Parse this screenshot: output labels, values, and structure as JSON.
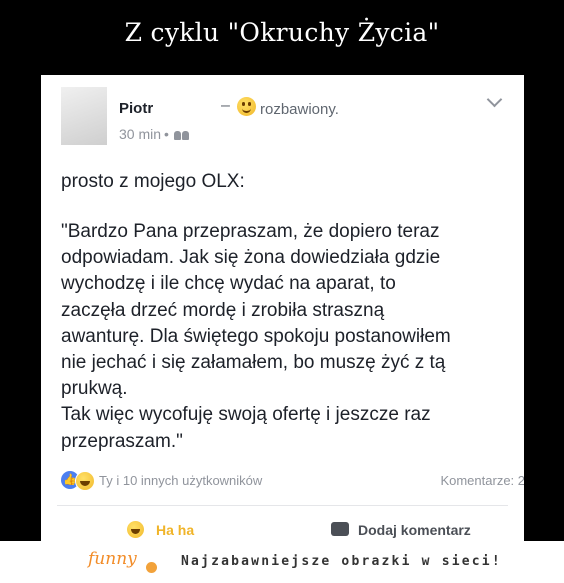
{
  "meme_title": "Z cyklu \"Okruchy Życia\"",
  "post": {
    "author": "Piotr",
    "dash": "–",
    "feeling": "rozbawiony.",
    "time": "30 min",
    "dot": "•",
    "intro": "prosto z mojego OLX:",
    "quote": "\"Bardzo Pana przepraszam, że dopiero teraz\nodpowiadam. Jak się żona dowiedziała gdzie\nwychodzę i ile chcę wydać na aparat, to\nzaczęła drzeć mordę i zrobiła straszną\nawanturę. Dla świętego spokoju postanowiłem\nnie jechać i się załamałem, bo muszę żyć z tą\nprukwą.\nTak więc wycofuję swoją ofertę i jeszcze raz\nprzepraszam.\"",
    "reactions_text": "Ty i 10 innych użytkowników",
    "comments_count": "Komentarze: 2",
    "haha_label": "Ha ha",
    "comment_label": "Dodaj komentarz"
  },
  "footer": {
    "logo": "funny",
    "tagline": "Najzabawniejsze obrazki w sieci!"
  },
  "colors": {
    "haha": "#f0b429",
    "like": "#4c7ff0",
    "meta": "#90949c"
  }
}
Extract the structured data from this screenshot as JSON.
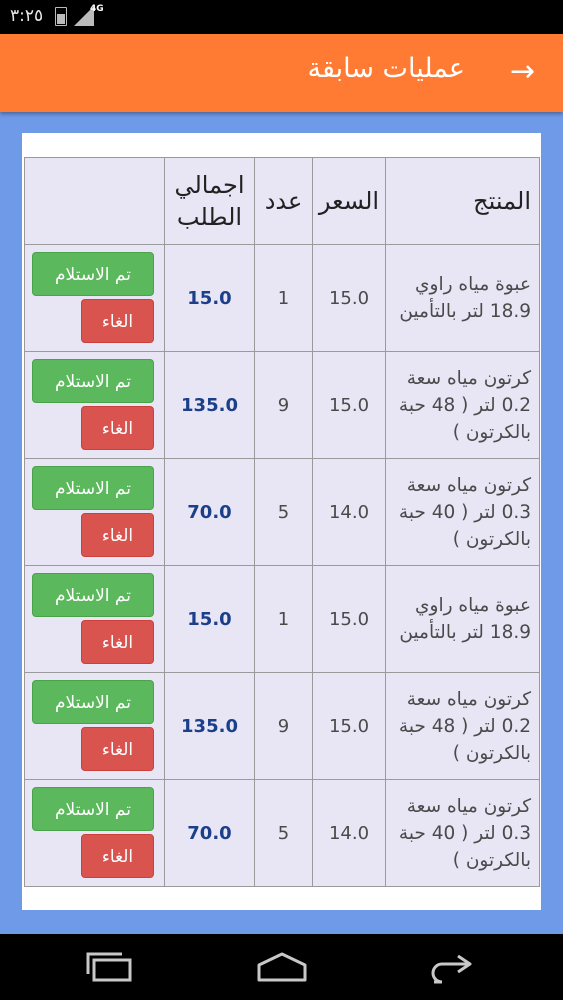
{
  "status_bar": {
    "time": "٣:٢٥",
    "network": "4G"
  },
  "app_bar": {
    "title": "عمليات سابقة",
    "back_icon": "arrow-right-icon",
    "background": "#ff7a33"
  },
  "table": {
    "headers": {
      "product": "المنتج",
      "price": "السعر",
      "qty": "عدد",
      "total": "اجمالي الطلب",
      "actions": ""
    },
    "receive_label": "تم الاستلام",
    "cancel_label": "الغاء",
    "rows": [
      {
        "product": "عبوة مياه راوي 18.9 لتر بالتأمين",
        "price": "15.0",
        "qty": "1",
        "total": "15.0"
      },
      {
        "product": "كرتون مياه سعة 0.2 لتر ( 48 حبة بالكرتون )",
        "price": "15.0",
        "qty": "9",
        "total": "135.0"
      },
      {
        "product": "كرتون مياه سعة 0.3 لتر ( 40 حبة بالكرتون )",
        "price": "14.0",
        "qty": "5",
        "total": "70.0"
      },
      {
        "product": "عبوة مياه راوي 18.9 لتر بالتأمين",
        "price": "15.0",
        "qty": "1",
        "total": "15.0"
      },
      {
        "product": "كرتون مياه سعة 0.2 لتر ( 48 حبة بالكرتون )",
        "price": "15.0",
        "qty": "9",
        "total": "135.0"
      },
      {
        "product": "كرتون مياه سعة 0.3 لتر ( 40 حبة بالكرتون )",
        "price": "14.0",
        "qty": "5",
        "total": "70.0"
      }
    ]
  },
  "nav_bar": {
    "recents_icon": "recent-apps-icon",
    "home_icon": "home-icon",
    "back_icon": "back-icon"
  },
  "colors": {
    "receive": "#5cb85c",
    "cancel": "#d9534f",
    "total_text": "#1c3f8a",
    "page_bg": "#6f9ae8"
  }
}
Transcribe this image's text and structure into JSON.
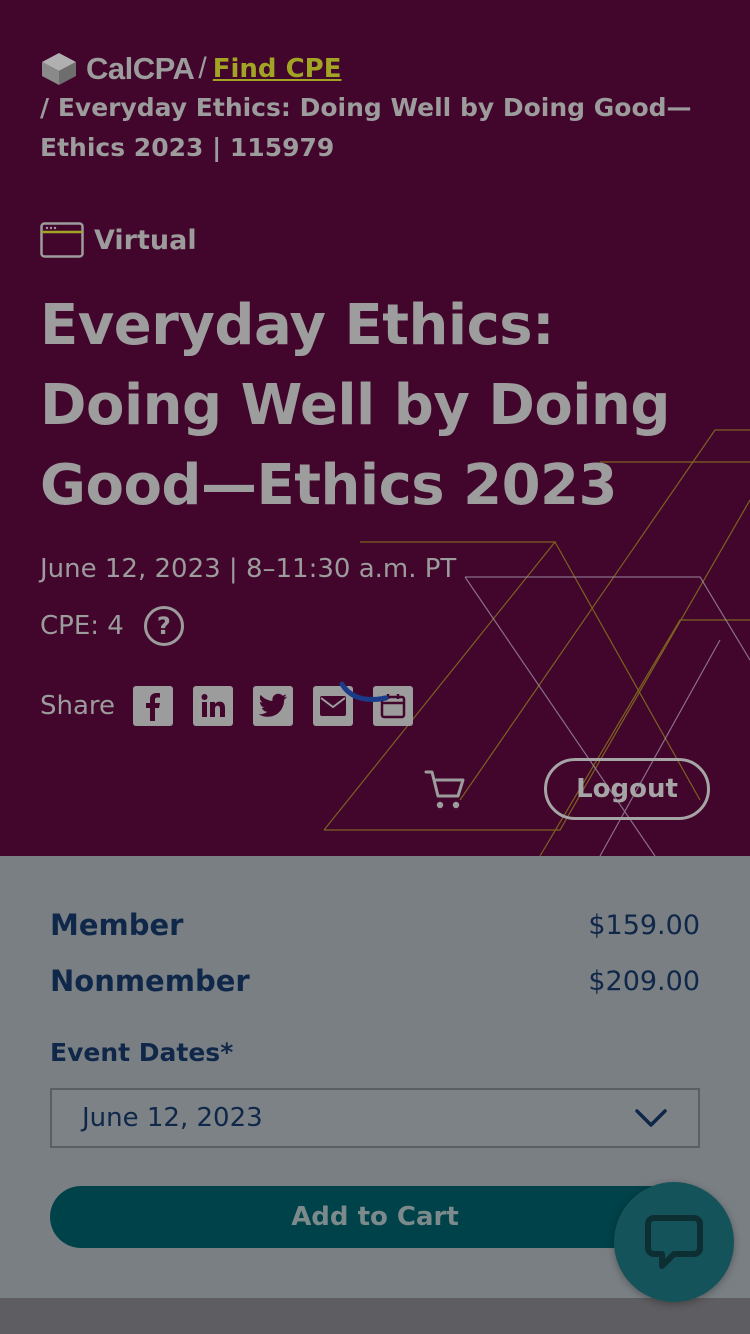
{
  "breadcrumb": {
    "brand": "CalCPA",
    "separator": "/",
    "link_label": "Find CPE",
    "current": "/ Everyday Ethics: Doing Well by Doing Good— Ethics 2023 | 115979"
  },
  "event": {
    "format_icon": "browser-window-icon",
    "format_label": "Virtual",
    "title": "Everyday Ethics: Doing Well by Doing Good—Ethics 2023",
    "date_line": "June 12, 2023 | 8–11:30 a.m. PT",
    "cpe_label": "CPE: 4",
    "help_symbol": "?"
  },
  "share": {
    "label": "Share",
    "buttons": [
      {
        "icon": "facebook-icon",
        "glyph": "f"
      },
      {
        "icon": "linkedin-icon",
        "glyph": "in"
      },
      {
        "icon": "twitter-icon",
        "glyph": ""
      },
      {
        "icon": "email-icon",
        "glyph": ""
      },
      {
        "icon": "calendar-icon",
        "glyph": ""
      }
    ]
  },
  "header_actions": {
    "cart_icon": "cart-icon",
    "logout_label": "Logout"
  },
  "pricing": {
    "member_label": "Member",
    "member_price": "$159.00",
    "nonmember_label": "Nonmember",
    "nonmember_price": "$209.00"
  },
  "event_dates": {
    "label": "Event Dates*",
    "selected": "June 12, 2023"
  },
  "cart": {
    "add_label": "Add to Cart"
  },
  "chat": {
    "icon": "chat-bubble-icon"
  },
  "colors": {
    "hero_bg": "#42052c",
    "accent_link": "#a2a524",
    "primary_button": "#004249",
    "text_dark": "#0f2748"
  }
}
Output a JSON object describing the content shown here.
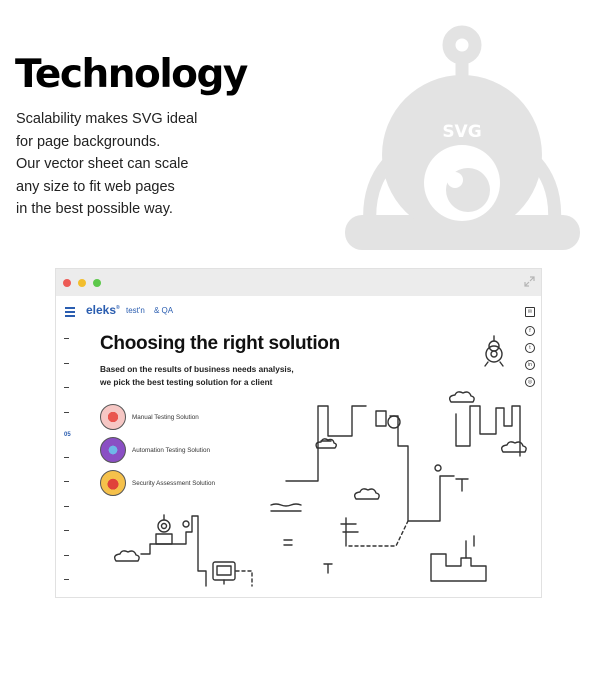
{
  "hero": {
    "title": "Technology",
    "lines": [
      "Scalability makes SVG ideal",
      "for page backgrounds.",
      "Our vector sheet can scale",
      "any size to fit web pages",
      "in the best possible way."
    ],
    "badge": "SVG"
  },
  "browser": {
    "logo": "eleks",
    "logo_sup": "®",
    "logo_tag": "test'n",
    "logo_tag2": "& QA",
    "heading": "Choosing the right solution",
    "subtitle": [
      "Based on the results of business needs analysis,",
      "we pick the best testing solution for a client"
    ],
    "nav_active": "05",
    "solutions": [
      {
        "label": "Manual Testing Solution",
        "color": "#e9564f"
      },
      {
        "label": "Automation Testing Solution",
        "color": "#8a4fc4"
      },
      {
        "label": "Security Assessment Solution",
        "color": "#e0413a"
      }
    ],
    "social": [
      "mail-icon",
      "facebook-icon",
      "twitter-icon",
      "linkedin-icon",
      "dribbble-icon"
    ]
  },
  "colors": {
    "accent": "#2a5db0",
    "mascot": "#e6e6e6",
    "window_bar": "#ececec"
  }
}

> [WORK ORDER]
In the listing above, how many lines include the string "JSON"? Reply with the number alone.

> [RESULT OF THE EXERCISE]
4